=== Begin Enclosure ===

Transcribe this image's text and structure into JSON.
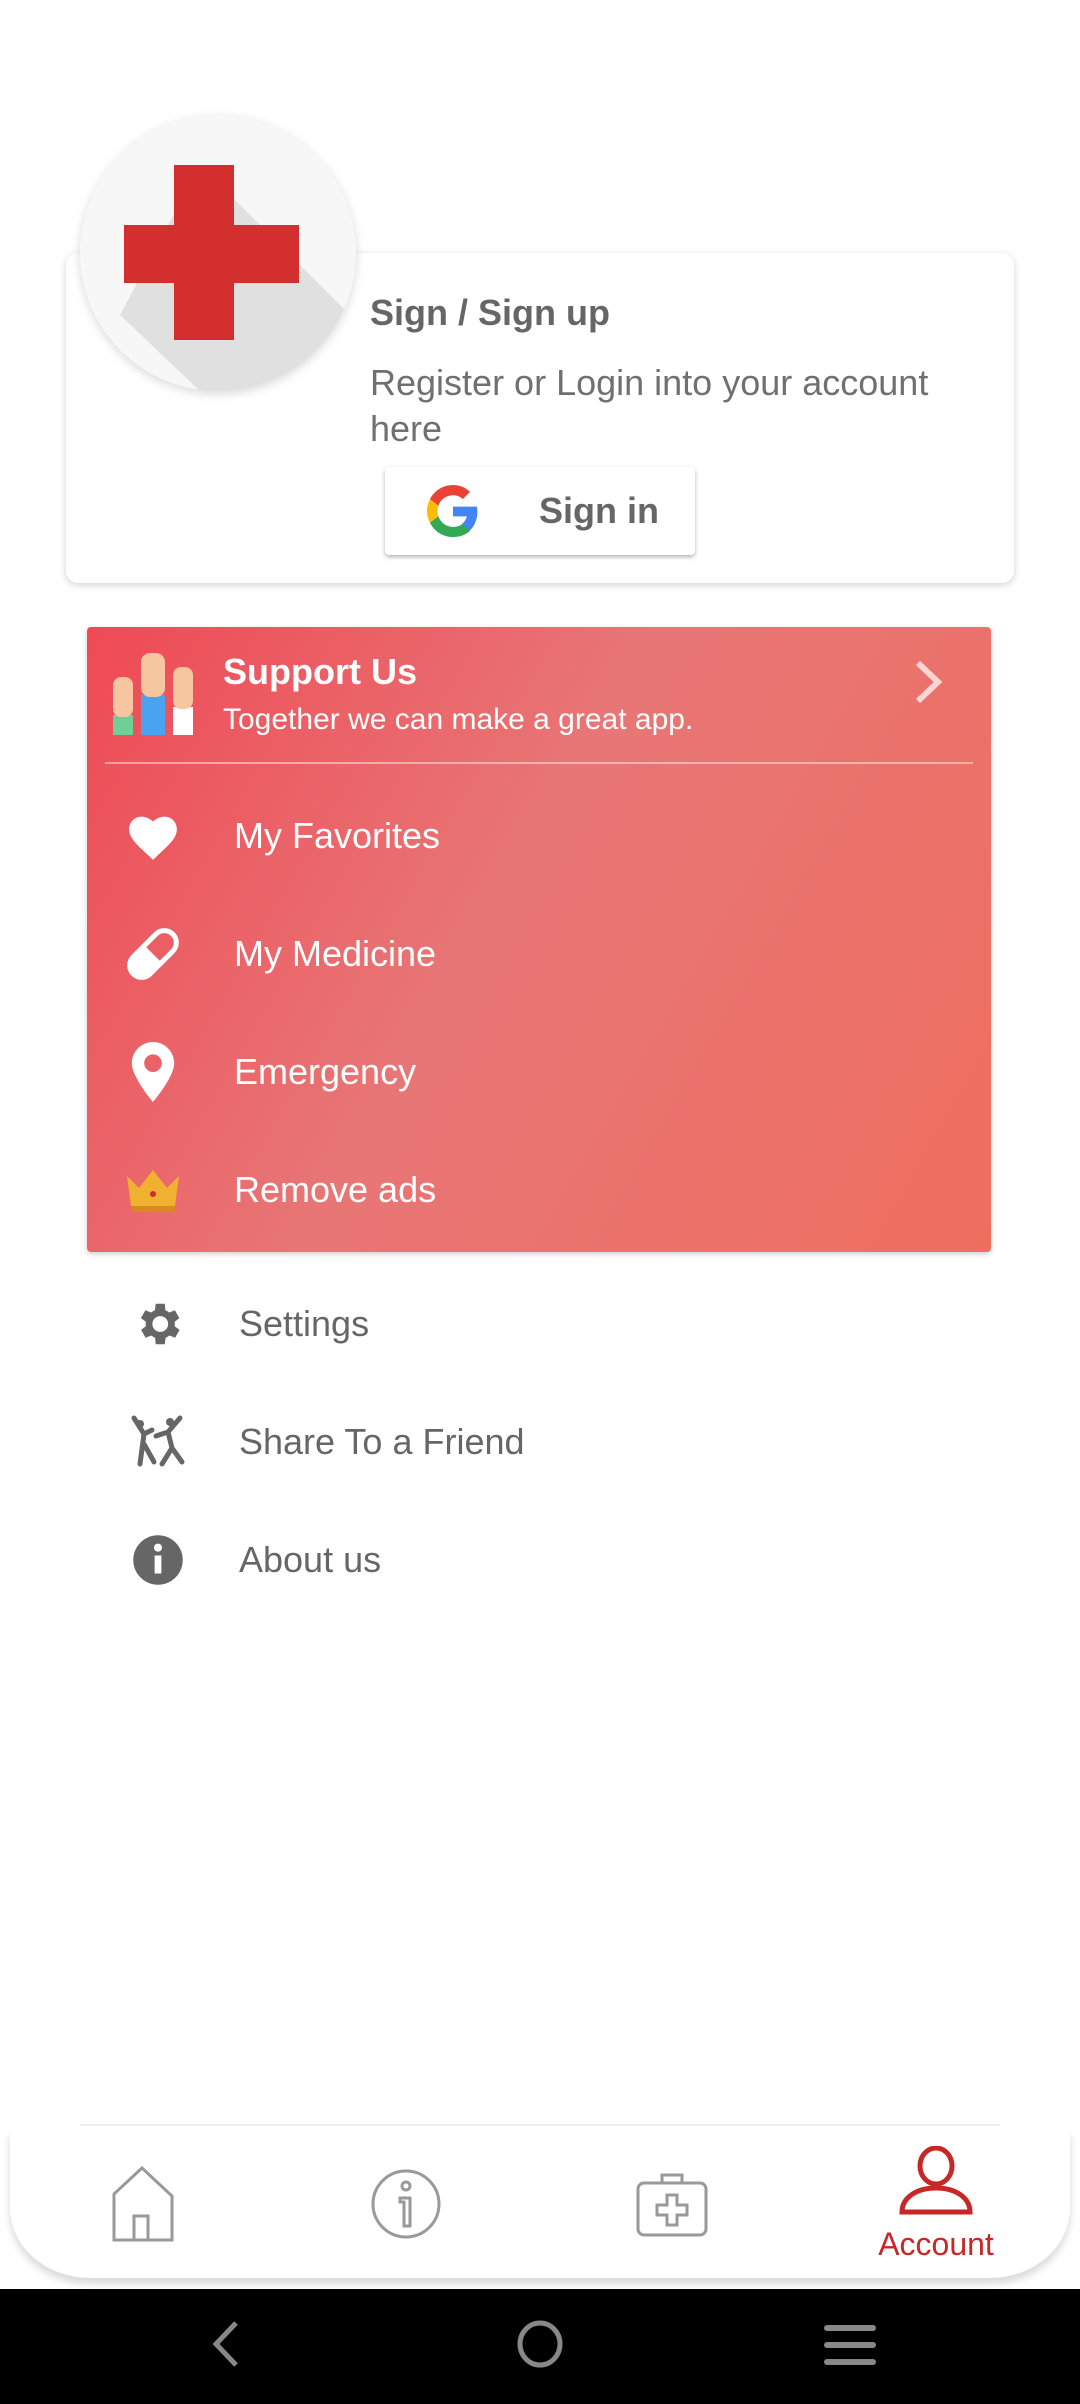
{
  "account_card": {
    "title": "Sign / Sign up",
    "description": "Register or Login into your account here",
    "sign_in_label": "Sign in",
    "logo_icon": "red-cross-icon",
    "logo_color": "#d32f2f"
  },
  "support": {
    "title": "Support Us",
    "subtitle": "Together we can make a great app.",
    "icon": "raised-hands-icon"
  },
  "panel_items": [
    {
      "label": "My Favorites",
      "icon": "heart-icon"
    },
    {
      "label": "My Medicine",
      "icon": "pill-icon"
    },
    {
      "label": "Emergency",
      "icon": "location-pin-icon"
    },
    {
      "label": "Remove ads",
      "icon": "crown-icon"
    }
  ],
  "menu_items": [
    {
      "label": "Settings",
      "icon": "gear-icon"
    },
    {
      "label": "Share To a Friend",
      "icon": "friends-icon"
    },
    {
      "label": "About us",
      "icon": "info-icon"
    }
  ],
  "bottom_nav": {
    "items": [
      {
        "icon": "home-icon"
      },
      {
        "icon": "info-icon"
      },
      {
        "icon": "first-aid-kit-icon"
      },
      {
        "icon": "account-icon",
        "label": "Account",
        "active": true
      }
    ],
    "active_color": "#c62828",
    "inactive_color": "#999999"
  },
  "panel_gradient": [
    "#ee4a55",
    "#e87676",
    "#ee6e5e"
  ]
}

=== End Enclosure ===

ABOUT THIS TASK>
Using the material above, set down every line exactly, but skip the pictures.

SOLUTION FOR THIS PROBLEM>
Transcribe this image's text and structure into JSON.
{
  "account_card": {
    "title": "Sign / Sign up",
    "description": "Register or Login into your account here",
    "sign_in_label": "Sign in",
    "logo_icon": "red-cross-icon",
    "logo_color": "#d32f2f"
  },
  "support": {
    "title": "Support Us",
    "subtitle": "Together we can make a great app.",
    "icon": "raised-hands-icon"
  },
  "panel_items": [
    {
      "label": "My Favorites",
      "icon": "heart-icon"
    },
    {
      "label": "My Medicine",
      "icon": "pill-icon"
    },
    {
      "label": "Emergency",
      "icon": "location-pin-icon"
    },
    {
      "label": "Remove ads",
      "icon": "crown-icon"
    }
  ],
  "menu_items": [
    {
      "label": "Settings",
      "icon": "gear-icon"
    },
    {
      "label": "Share To a Friend",
      "icon": "friends-icon"
    },
    {
      "label": "About us",
      "icon": "info-icon"
    }
  ],
  "bottom_nav": {
    "items": [
      {
        "icon": "home-icon"
      },
      {
        "icon": "info-icon"
      },
      {
        "icon": "first-aid-kit-icon"
      },
      {
        "icon": "account-icon",
        "label": "Account",
        "active": true
      }
    ],
    "active_color": "#c62828",
    "inactive_color": "#999999"
  },
  "panel_gradient": [
    "#ee4a55",
    "#e87676",
    "#ee6e5e"
  ]
}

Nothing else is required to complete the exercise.